While we’re talking about phones, I have a bad habit of saving the original package that my tech gear is shipped in. Such is the case with my current smartphone, a Samsung A32, which I’m hoping to replace at some point. Inside the package is a pamphlet containing terms and conditions of use, which I never read, and a fold-out pamphlet of basic operating instructions, which nowadays are available online.
Remember These Headsets?
You can argue that keeping the documentation for a current product in usage is available. But I cannot use the same excuse for a Samsung Bluetooth headset. If you remember, before Apple Car Play, Android auto, and other in-car infotainment systems that enabled one to use the vehicle’s speakers for hands-free calling, we wore these headsets in our ears while driving. While they worked okay for me, I had the bad habit of losing these small devices, and that was the case here as the package contained the instructions but not the headset (see photo).
Don’t Forget Digital Cameras
One of the great selling points of the latest smartphones is the incorporation of high-resolution cameras─often several of them including a telephoto─that can take clear, colorful images that rival those available in many discrete digital cameras. Nowadays, the bulk of digital photography is done with smartphone cameras with enthusiasts continuing to use powerful single-lens-reflex (SLR) cameras.
In my drawer was a decade-plus old Canon PowerShot SX160 IS compact digital camera (see photo), the kind of camera many consumers bought before smartphone cameras took over most photographic functions. I haven’t used it in at least five years, and even after changing the AA batteries it no longer powers on. I likely forgot I still had it, and perhaps the disuse contributed to the camera dying out. I regret this one, as the camera was for a few years a trusty companion for various photographic tasks.

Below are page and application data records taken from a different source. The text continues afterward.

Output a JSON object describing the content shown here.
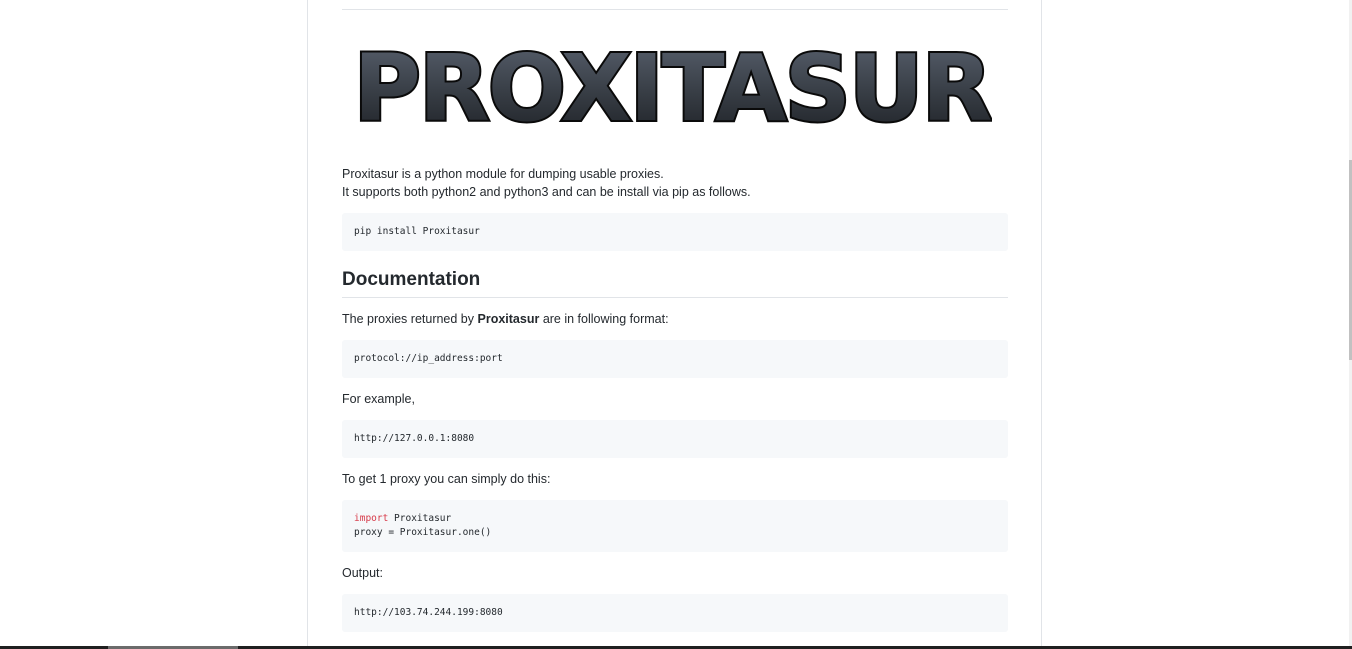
{
  "logo": {
    "text": "PROXITASUR"
  },
  "intro": {
    "line1": "Proxitasur is a python module for dumping usable proxies.",
    "line2": "It supports both python2 and python3 and can be install via pip as follows."
  },
  "install_code": "pip install Proxitasur",
  "documentation": {
    "heading": "Documentation",
    "format_prefix": "The proxies returned by ",
    "format_bold": "Proxitasur",
    "format_suffix": " are in following format:",
    "format_code": "protocol://ip_address:port",
    "example_label": "For example,",
    "example_code": "http://127.0.0.1:8080",
    "get_one_label": "To get 1 proxy you can simply do this:",
    "get_one_code": {
      "keyword": "import",
      "line1_rest": " Proxitasur",
      "line2": "proxy = Proxitasur.one()"
    },
    "output_label": "Output:",
    "output_code": "http://103.74.244.199:8080"
  },
  "colors": {
    "keyword": "#d73a49",
    "code_bg": "#f6f8fa",
    "text": "#24292e",
    "border": "#e1e4e8"
  }
}
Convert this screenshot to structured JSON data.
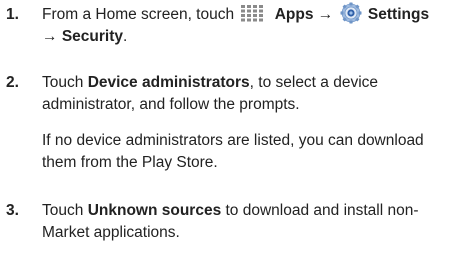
{
  "steps": [
    {
      "number": "1.",
      "line1_prefix": "From a Home screen, touch",
      "apps_label": "Apps",
      "arrow1": "→",
      "settings_label": "Settings",
      "arrow2": "→",
      "security_label": "Security",
      "period": ".",
      "icons": [
        "apps-grid-icon",
        "settings-gear-icon"
      ]
    },
    {
      "number": "2.",
      "prefix": "Touch",
      "bold_term": "Device administrators",
      "suffix": ", to select a device administrator, and follow the prompts.",
      "note": "If no device administrators are listed, you can download them from the Play Store."
    },
    {
      "number": "3.",
      "prefix": "Touch",
      "bold_term": "Unknown sources",
      "suffix": "to download and install non-Market applications."
    }
  ],
  "colors": {
    "text": "#222222",
    "apps_icon": "#8a8a8a",
    "settings_icon_ring": "#7fa7d6",
    "settings_icon_center": "#2f5fa8"
  }
}
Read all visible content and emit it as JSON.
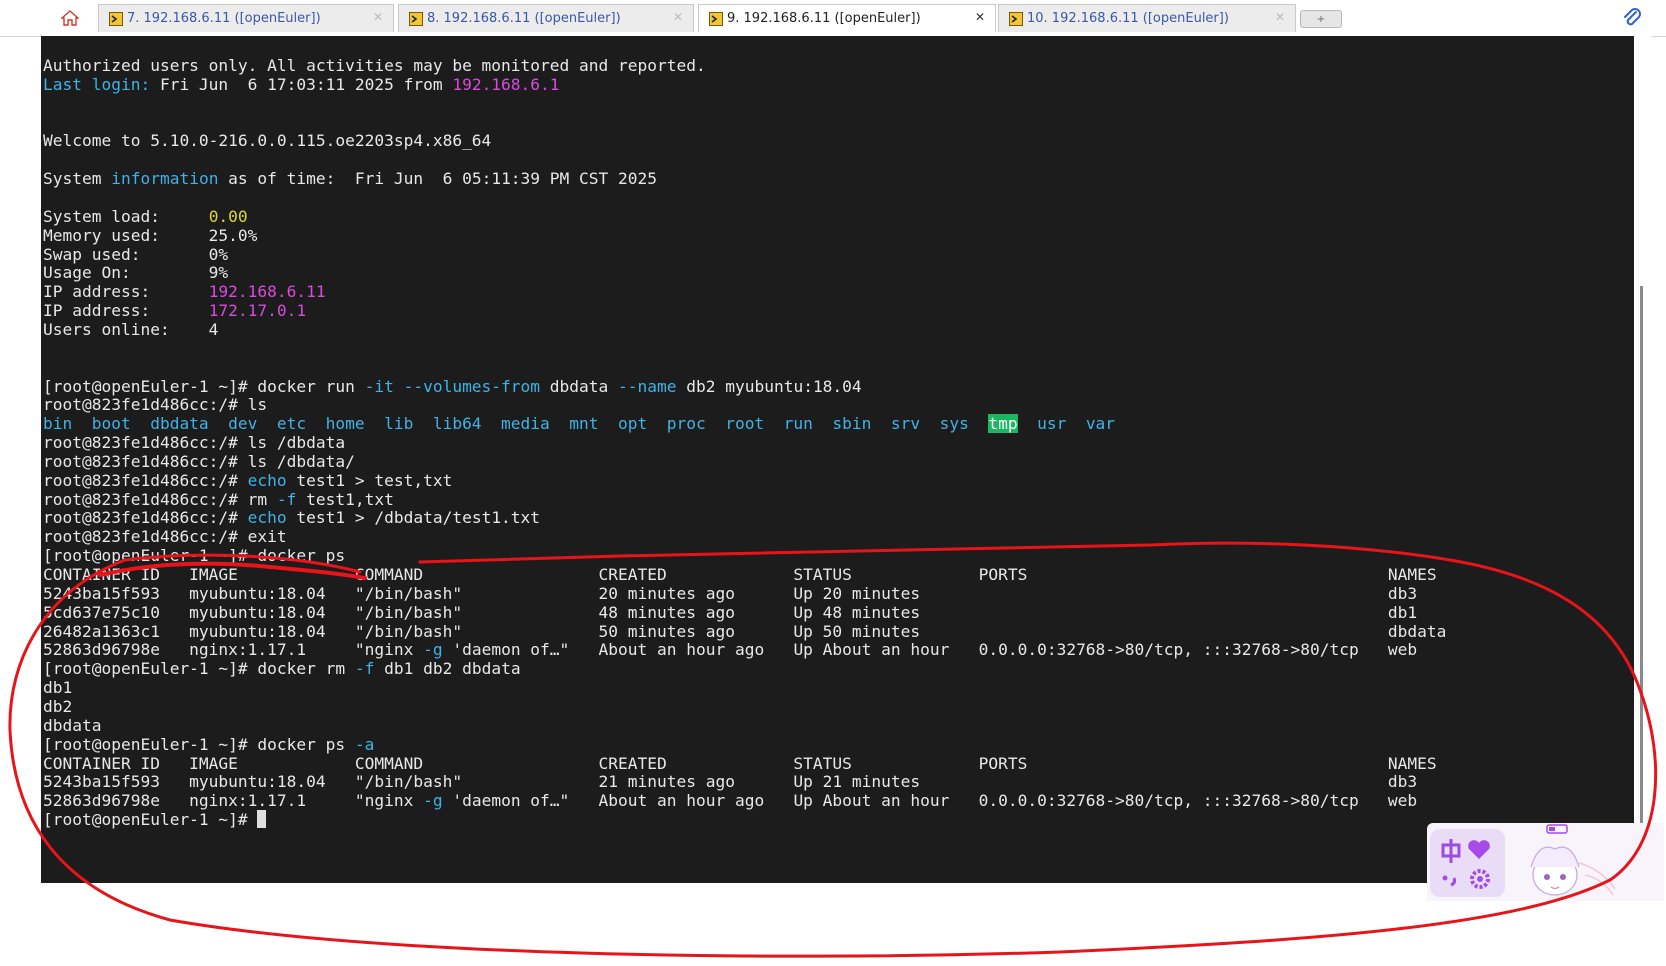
{
  "tabs": [
    {
      "label": "7. 192.168.6.11 ([openEuler])",
      "active": false
    },
    {
      "label": "8. 192.168.6.11 ([openEuler])",
      "active": false
    },
    {
      "label": "9. 192.168.6.11 ([openEuler])",
      "active": true
    },
    {
      "label": "10. 192.168.6.11 ([openEuler])",
      "active": false
    }
  ],
  "new_tab_label": "+",
  "colors": {
    "terminal_bg": "#1c1c1c",
    "text": "#e8e8e8",
    "cyan": "#3fb2e6",
    "magenta": "#d84bdc",
    "yellow": "#e0d33b",
    "green_highlight": "#19b75f",
    "annotation_red": "#e8141a"
  },
  "terminal": {
    "lines": [
      [
        {
          "t": "Authorized users only. All activities may be monitored and reported."
        }
      ],
      [
        {
          "t": "Last login:",
          "c": "cyan"
        },
        {
          "t": " Fri Jun  6 17:03:11 2025 from "
        },
        {
          "t": "192.168.6.1",
          "c": "magenta"
        }
      ],
      [],
      [],
      [
        {
          "t": "Welcome to 5.10.0-216.0.0.115.oe2203sp4.x86_64"
        }
      ],
      [],
      [
        {
          "t": "System "
        },
        {
          "t": "information",
          "c": "cyan"
        },
        {
          "t": " as of time:  Fri Jun  6 05:11:39 PM CST 2025"
        }
      ],
      [],
      [
        {
          "t": "System load:     "
        },
        {
          "t": "0.00",
          "c": "yellow"
        }
      ],
      [
        {
          "t": "Memory used:     25.0%"
        }
      ],
      [
        {
          "t": "Swap used:       0%"
        }
      ],
      [
        {
          "t": "Usage On:        9%"
        }
      ],
      [
        {
          "t": "IP address:      "
        },
        {
          "t": "192.168.6.11",
          "c": "magenta"
        }
      ],
      [
        {
          "t": "IP address:      "
        },
        {
          "t": "172.17.0.1",
          "c": "magenta"
        }
      ],
      [
        {
          "t": "Users online:    4"
        }
      ],
      [],
      [],
      [
        {
          "t": "[root@openEuler-1 ~]# docker run "
        },
        {
          "t": "-it --volumes-from",
          "c": "cyan"
        },
        {
          "t": " dbdata "
        },
        {
          "t": "--name",
          "c": "cyan"
        },
        {
          "t": " db2 myubuntu:18.04"
        }
      ],
      [
        {
          "t": "root@823fe1d486cc:/# ls"
        }
      ],
      [
        {
          "t": "bin  boot  dbdata  dev  etc  home  lib  lib64  media  mnt  opt  proc  root  run  sbin  srv  sys  ",
          "c": "cyan"
        },
        {
          "t": "tmp",
          "c": "hl"
        },
        {
          "t": "  usr  var",
          "c": "cyan"
        }
      ],
      [
        {
          "t": "root@823fe1d486cc:/# ls /dbdata"
        }
      ],
      [
        {
          "t": "root@823fe1d486cc:/# ls /dbdata/"
        }
      ],
      [
        {
          "t": "root@823fe1d486cc:/# "
        },
        {
          "t": "echo",
          "c": "cyan"
        },
        {
          "t": " test1 > test,txt"
        }
      ],
      [
        {
          "t": "root@823fe1d486cc:/# rm "
        },
        {
          "t": "-f",
          "c": "cyan"
        },
        {
          "t": " test1,txt"
        }
      ],
      [
        {
          "t": "root@823fe1d486cc:/# "
        },
        {
          "t": "echo",
          "c": "cyan"
        },
        {
          "t": " test1 > /dbdata/test1.txt"
        }
      ],
      [
        {
          "t": "root@823fe1d486cc:/# exit"
        }
      ],
      [
        {
          "t": "[root@openEuler-1 ~]# docker ps"
        }
      ],
      [
        {
          "t": "CONTAINER ID   IMAGE            COMMAND                  CREATED             STATUS             PORTS                                     NAMES"
        }
      ],
      [
        {
          "t": "5243ba15f593   myubuntu:18.04   \"/bin/bash\"              20 minutes ago      Up 20 minutes                                                db3"
        }
      ],
      [
        {
          "t": "5cd637e75c10   myubuntu:18.04   \"/bin/bash\"              48 minutes ago      Up 48 minutes                                                db1"
        }
      ],
      [
        {
          "t": "26482a1363c1   myubuntu:18.04   \"/bin/bash\"              50 minutes ago      Up 50 minutes                                                dbdata"
        }
      ],
      [
        {
          "t": "52863d96798e   nginx:1.17.1     \"nginx "
        },
        {
          "t": "-g",
          "c": "cyan"
        },
        {
          "t": " 'daemon of…\"   About an hour ago   Up About an hour   0.0.0.0:32768->80/tcp, :::32768->80/tcp   web"
        }
      ],
      [
        {
          "t": "[root@openEuler-1 ~]# docker rm "
        },
        {
          "t": "-f",
          "c": "cyan"
        },
        {
          "t": " db1 db2 dbdata"
        }
      ],
      [
        {
          "t": "db1"
        }
      ],
      [
        {
          "t": "db2"
        }
      ],
      [
        {
          "t": "dbdata"
        }
      ],
      [
        {
          "t": "[root@openEuler-1 ~]# docker ps "
        },
        {
          "t": "-a",
          "c": "cyan"
        }
      ],
      [
        {
          "t": "CONTAINER ID   IMAGE            COMMAND                  CREATED             STATUS             PORTS                                     NAMES"
        }
      ],
      [
        {
          "t": "5243ba15f593   myubuntu:18.04   \"/bin/bash\"              21 minutes ago      Up 21 minutes                                                db3"
        }
      ],
      [
        {
          "t": "52863d96798e   nginx:1.17.1     \"nginx "
        },
        {
          "t": "-g",
          "c": "cyan"
        },
        {
          "t": " 'daemon of…\"   About an hour ago   Up About an hour   0.0.0.0:32768->80/tcp, :::32768->80/tcp   web"
        }
      ],
      [
        {
          "t": "[root@openEuler-1 ~]# "
        },
        {
          "t": "",
          "c": "cursor"
        }
      ]
    ]
  },
  "widget": {
    "icons": [
      "chinese-input-icon",
      "heart-icon",
      "punctuation-icon",
      "settings-icon",
      "mascot-image",
      "battery-icon"
    ]
  }
}
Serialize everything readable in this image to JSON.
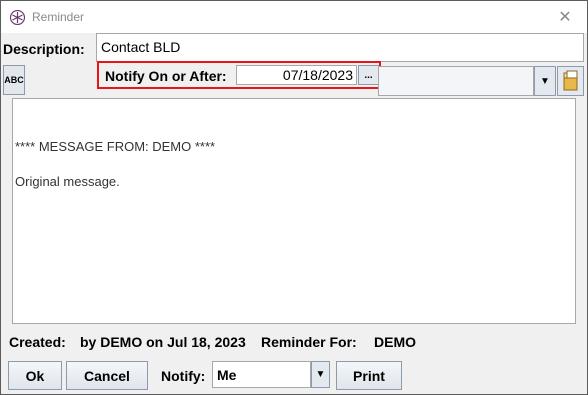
{
  "window": {
    "title": "Reminder",
    "close_glyph": "✕",
    "app_icon": "reminder-app-icon"
  },
  "description": {
    "label": "Description:",
    "value": "Contact BLD"
  },
  "toolbar": {
    "spellcheck_label": "ABC",
    "notify_on_label": "Notify On or After:",
    "date_value": "07/18/2023",
    "date_button_label": "...",
    "dropdown_arrow": "▼",
    "folder_icon": "folder-icon"
  },
  "message": {
    "lines": [
      "**** MESSAGE FROM: DEMO ****",
      "Original message."
    ]
  },
  "footer": {
    "created_label": "Created:",
    "created_value": "by DEMO on Jul 18, 2023",
    "reminder_for_label": "Reminder For:",
    "reminder_for_value": "DEMO"
  },
  "buttons": {
    "ok": "Ok",
    "cancel": "Cancel",
    "notify_label": "Notify:",
    "notify_value": "Me",
    "print": "Print"
  },
  "colors": {
    "highlight_border": "#e8141c"
  }
}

The Ill-fated Power Supply
Remember my week-long of woe last summer when my Verizon FIOS home Internet service was out for a week due to power issues? Well, the Verizon power supply that was one of the culprits is still lying around and collecting dust in my drawer too. The photo below is proof.
I can come up with other examples of junk collecting in my drawers, but you get the picture (pardon the pun). I’m not quite finished as I now need to decide whether to keep some of these items around for sentimental reasons or take a hard line and toss stuff I have long retired from daily use.
Last year, I posted a gallery on obsolete tech. Little did I realize as I do now that I could have used my own products to illustrate the gadgets we no longer use.
About the Author(s)
You May Also Like
Video: How to Use Ford's NACS Adapter for Tesla SuperchargersMar 1, 2024
Breakthrough PPG Matte Clear Film Wraps New MustangsMar 1, 2024|3 Min Read
Taxicabs May Not Be So Bad After AllMar 1, 2024|5 Min Read
Top 20 Companies for Electrical EngineersMar 1, 2024|20 Slides